Much of the work is being done by homeowners, not by professionals. When Hanley Wood surveyors asked, "Who will do the remodeling work in the future?":

  • 42% said they'd do the work themselves.
  • 34% said they'd hire a professional contractor.
  • 24% said they'd split the work with a contractor.

Cash and savings are (80%) by far the biggest source of money for remodeling projects. Only 7% of Hanley Wood's survey respondents said they'd used a home-equity line of credit to pay for remodeling work; 9% said they would use a line of credit in the future.

Costs, payback vary by region

The Remodeling Magazine Cost vs. Value Report also compares costs among nine U.S. regions. The payback on a remodeling dollar is highest in the Pacific region: Washington, Oregon, California, Hawaii and Alaska. There, projects recoup, on average, 71.3%, even though costs on the West Coast are higher than in the rest of the country.

The next-highest payback – 67.6% – is in the West South Central region: Texas, Oklahoma, Arkansas and Louisiana.
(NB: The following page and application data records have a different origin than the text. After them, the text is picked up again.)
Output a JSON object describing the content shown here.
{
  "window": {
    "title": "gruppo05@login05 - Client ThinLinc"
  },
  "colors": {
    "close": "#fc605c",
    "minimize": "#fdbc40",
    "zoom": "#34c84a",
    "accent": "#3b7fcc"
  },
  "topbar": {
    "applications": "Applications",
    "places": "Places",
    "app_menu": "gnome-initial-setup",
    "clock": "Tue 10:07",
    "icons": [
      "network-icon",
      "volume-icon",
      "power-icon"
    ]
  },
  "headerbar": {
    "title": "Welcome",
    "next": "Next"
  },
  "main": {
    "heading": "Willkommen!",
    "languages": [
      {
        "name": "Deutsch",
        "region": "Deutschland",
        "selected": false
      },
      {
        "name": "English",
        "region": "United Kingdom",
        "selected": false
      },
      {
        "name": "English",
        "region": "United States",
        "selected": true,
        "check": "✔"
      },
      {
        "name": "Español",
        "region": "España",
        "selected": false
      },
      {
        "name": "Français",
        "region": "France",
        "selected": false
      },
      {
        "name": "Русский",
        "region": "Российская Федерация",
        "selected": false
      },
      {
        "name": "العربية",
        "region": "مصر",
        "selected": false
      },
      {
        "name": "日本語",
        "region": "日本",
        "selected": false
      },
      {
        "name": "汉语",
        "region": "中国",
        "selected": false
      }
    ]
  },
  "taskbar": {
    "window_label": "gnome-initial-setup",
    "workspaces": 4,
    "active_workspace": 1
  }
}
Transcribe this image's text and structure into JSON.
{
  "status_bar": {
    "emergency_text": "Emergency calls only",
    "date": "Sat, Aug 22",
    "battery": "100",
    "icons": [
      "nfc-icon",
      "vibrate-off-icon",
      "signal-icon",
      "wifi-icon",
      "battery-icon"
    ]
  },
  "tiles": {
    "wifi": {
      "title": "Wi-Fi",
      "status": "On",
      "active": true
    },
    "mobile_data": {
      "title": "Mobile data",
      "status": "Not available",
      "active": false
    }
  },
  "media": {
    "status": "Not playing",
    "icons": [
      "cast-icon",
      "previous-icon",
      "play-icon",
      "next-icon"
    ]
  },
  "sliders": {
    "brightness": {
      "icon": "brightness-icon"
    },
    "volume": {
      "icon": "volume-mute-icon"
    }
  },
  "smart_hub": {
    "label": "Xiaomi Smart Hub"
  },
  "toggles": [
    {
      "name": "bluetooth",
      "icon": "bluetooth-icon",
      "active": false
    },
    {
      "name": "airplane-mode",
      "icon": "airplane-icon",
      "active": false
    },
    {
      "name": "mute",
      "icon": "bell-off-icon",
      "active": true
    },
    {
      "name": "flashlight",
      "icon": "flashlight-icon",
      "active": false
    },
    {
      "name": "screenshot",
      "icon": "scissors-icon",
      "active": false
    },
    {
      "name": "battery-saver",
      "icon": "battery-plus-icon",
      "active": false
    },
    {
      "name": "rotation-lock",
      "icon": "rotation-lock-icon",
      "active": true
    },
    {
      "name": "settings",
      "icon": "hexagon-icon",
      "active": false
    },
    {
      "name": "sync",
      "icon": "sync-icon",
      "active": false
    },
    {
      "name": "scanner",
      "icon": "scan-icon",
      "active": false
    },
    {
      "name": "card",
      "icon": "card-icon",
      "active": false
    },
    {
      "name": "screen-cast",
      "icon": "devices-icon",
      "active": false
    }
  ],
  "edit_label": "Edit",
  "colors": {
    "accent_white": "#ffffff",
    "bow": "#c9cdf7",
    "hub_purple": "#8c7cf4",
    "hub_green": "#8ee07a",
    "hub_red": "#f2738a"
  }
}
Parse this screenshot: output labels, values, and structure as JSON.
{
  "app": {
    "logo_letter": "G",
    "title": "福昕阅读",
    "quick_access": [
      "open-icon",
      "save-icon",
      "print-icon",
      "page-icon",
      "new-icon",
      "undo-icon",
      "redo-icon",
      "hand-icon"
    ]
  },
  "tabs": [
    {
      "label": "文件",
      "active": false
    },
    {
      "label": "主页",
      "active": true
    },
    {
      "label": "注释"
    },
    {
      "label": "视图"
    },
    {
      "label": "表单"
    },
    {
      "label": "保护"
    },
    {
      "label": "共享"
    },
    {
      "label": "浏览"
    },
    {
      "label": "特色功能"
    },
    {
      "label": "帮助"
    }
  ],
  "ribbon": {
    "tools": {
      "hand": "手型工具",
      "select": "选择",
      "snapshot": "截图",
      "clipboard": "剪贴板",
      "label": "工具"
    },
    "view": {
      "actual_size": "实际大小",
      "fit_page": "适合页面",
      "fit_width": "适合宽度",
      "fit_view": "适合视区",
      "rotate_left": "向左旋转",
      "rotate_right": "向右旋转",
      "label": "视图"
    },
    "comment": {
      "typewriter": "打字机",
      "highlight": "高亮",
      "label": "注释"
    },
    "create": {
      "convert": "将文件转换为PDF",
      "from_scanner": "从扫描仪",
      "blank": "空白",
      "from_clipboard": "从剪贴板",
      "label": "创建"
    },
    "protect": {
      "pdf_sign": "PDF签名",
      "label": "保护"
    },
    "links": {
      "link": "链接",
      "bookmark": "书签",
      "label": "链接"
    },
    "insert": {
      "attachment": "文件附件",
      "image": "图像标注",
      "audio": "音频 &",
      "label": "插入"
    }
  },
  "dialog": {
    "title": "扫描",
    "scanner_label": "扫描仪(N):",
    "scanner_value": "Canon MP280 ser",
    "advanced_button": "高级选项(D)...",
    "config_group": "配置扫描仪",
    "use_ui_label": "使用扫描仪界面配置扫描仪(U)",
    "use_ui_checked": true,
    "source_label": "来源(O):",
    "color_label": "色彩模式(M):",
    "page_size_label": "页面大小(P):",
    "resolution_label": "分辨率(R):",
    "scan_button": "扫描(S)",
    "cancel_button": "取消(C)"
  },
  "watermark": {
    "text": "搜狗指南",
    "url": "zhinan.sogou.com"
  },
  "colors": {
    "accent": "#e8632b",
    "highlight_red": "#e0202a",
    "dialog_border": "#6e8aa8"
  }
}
There, construction costs are low and resale values are relatively high.

Similar conditions apply in the South Atlantic – Florida, Georgia, the Carolinas, the Virginias, Delaware and Maryland – with payback at 67.3%.

In the rest of the country, though, depressed home prices limit the payback on a remodeling job:

  • New England: Maine, New Hampshire, Vermont, Massachusetts and Rhode Island; 60.5%.
  • East South Central: Kentucky, Tennessee, Mississippi and Alabama; 59.8%.
  • Mountain: Montana, Wyoming, Idaho, Colorado, Utah, Nevada, Arizona and New Mexico; 58.5%.

Regions where remodeling pays back the least (below the national average of 57.7%) are:

  • Middle Atlantic: New York, Pennsylvania, New Jersey and Connecticut; 56.8%.
  • East North Central: Michigan, Wisconsin, Illinois, Indiana and Ohio; 55.3%.
  • West North Central: the Dakotas, Nebraska, Kansas, Minnesota, Iowa and Missouri; 49.5%.